In court, she fought for and kept water rights, and maintained solvency during business highs and lows. After nine years, she managed to pay off all debt. During the severe depression of 1837, instead of laying off workers, she invested heavily in infrastructure, completely rebuilding the mill, dam and furnaces. While most mills in this area lost workers in droves to jobs the Pittsburgh area, employees of the Brandywine Iron Works remained loyal and did not leave.

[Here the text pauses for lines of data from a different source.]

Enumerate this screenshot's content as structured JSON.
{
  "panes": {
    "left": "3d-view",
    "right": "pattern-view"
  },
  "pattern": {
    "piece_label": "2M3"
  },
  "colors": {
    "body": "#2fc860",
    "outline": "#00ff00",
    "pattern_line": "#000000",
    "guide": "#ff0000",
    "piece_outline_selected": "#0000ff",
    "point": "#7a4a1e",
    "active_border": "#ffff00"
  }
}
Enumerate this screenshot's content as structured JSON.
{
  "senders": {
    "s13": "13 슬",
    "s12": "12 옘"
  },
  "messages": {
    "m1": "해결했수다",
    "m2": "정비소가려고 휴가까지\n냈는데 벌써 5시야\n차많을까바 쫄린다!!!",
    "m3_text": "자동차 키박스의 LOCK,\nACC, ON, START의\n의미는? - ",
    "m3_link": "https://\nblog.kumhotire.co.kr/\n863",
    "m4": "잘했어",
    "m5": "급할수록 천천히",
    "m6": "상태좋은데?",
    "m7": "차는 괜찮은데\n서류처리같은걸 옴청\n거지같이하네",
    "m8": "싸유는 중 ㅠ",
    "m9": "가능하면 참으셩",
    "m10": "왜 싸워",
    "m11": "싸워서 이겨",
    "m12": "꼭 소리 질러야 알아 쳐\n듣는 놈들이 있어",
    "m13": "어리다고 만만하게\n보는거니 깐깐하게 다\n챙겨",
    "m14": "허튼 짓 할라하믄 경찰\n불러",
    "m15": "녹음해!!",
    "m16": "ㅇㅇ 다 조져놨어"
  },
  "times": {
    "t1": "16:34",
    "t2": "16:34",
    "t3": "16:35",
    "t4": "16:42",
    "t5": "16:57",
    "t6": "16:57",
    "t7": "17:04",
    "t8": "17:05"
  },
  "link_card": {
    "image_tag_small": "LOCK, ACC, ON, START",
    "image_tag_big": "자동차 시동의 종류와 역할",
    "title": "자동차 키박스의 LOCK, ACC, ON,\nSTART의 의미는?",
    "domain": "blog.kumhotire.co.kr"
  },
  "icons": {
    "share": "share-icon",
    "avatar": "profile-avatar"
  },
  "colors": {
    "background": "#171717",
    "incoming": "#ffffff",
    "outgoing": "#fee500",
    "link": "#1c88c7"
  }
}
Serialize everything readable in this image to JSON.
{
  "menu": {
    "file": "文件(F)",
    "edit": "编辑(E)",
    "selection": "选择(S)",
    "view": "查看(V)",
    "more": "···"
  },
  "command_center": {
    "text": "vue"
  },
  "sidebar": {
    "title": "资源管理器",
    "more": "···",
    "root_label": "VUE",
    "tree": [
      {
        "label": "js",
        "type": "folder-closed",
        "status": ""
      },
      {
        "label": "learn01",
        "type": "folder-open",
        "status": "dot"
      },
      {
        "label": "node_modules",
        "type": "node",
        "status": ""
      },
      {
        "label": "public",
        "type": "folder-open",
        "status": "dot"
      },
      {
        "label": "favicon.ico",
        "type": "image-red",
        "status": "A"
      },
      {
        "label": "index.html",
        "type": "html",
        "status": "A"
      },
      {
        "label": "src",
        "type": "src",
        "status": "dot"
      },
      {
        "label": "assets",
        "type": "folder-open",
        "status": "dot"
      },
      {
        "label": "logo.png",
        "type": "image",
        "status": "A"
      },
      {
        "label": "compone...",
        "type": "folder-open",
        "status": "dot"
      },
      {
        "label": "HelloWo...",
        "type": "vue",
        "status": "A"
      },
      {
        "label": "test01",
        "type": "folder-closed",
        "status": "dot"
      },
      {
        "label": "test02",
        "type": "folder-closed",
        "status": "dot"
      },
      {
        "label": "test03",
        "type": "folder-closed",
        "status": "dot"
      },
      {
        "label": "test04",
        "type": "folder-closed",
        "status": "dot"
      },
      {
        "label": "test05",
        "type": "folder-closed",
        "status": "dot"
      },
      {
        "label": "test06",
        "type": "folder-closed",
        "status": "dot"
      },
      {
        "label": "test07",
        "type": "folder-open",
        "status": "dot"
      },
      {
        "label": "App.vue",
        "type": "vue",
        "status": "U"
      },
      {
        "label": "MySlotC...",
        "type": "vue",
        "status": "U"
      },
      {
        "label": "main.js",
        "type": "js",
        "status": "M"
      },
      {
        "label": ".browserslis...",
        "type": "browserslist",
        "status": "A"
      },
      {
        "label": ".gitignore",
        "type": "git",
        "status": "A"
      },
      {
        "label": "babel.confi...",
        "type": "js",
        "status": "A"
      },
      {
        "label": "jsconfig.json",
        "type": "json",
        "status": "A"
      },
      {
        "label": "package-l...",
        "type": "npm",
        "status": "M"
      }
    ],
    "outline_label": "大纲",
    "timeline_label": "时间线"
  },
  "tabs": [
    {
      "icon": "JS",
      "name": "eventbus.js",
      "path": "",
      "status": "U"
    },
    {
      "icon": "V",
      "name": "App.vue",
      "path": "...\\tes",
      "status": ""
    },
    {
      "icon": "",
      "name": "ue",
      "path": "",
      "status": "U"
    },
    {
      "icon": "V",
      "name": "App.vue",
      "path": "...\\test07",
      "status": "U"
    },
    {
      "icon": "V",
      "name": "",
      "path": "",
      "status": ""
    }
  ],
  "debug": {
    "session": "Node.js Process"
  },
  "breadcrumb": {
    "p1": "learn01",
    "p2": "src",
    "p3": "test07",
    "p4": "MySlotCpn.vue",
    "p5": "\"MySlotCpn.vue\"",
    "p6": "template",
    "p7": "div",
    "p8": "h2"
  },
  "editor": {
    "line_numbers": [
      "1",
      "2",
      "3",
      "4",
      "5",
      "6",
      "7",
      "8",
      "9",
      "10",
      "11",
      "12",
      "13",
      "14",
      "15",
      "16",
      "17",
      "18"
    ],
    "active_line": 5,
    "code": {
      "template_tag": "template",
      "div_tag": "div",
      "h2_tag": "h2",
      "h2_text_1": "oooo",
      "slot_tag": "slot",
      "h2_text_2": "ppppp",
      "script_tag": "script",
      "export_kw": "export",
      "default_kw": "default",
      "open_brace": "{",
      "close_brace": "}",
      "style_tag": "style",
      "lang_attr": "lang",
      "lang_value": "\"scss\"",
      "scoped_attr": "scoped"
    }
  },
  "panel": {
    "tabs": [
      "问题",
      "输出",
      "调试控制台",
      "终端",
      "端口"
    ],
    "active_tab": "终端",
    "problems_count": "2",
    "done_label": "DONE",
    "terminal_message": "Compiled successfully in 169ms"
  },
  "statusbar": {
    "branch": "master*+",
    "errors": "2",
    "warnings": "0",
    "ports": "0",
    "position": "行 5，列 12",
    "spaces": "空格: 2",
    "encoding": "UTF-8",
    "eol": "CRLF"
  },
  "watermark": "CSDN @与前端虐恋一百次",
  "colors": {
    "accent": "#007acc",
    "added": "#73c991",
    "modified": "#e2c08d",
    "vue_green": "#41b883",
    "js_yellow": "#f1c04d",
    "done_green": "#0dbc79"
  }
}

For an ironmaster and mill, reputation is everything. In those days, before the science of metallurgy and chemical analysis was highly developed, making quality iron was as much art as science. One bad batch could severely damage your reputation and possibly ruin your business. Good iron needs to have tensile strength and ductility—meaning it must be malleable and able to change form without breaking. Case in point: Before the railroad came to the area in the 1830s, iron mills in southeastern Pennsylvania used to ship iron bars out to Pittsburgh by bending them into a u-shape and then loading them onto the backs of mules.
Under Rebecca, the Brandywine Iron Works acquired and maintained a reputation as one of the best. Not only did they roll the first boilerplate in America, they also rolled the sheet iron for the Codorus, the first experimental iron-hulled steamboat, in 1825. Their boilerplate was highly sought after in New Orleans, used in the construction of Mississippi paddlewheel steamships, and also sold directly to locomotive builders in Philadelphia. The plate produced at the Brandywine Iron Works was shipped overseas to England and used by several shipbuilding factories there, which was probably the highest compliment of them all and an acknowledgement of its superior quality.
The life of Rebecca Lukens was an interesting and complete one. After one of her daughters died during childbirth, she completely retired from the iron business to raise her granddaughter. She had managed the Brandywine Iron Works for 22 years, from 1825 to 1847. A pioneer in every sense of the word, she blazed a new trail for all businesswomen who came after her. As she raised a family as a single parent, she grew and successfully led a tough, competitive business in an era almost 100 years before women had the right to vote.
In 1854, she died at the age of 60. To honor her, the name of the company was changed to Lukens Steel. It went on to become the oldest continuously operating steel mill in North America.